But as per my above imagination, since width of line segment is zero,  I am considering rectangles of zero width. Then each rectangle is of zero area (I proved it recently). So the area under curve will be zero! Paradox!

I realized that, just like ancient greeks, I am using very bad imagination of limiting process!

The Insight

But, as it turns out, my imagination is NOT completely wrong.  I googled and stumbled upon this stack exchange post:

There is the answer by Jonathan to this question which captures my imagination:

The idea is that since \int_0^n f(x)dx can be approximated by the Riemann sum, thus \displaystyle{\sum_{i=0}^n f(i) = \int_{0}^n f(x)dx + \text{higher order corrections}}

The generalization of above idea gives us the Euler–Maclaurin formula 

\displaystyle{\sum_{i=m+1}^n f(i) = \int^n_m f(x)\,dx + B_1 \left(f(n) - f(m)\right) + \sum_{k=1}^p\frac{B_{2k}}{(2k)!}\left(f^{(2k - 1)}(n) - f^{(2k - 1)}(m)\right) + R}

where m,n,p are natural numbers, f (x) is a real valued continuous function, B_k are the Bernoulli numbers and R is an error term which is normally small for suitable values of p (depends on n, m, p and f).

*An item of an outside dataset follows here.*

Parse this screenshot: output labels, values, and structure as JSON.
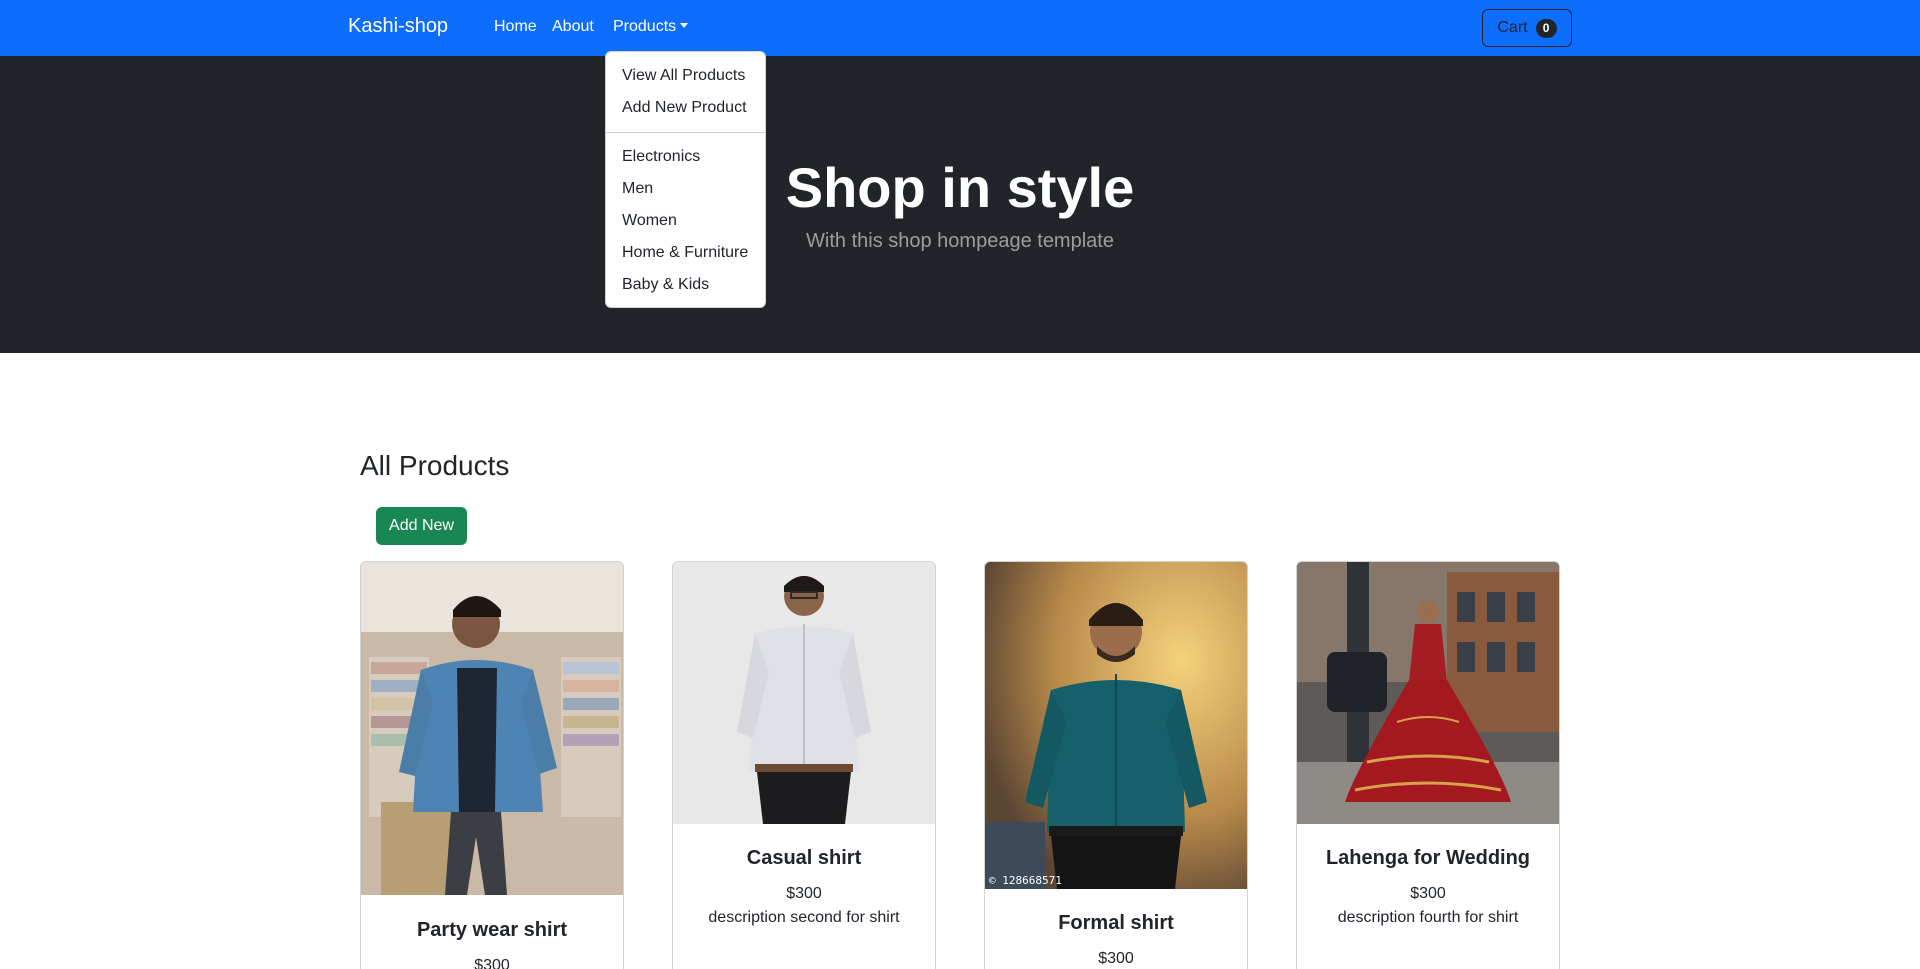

Proof of above formula is by principle of mathematical induction. For more details, see this beautiful paper: Apostol, T. M.. (1999). An Elementary View of Euler’s Summation Formula. The American Mathematical Monthly, 106(5), 409–418. http://doi.org/10.2307/2589145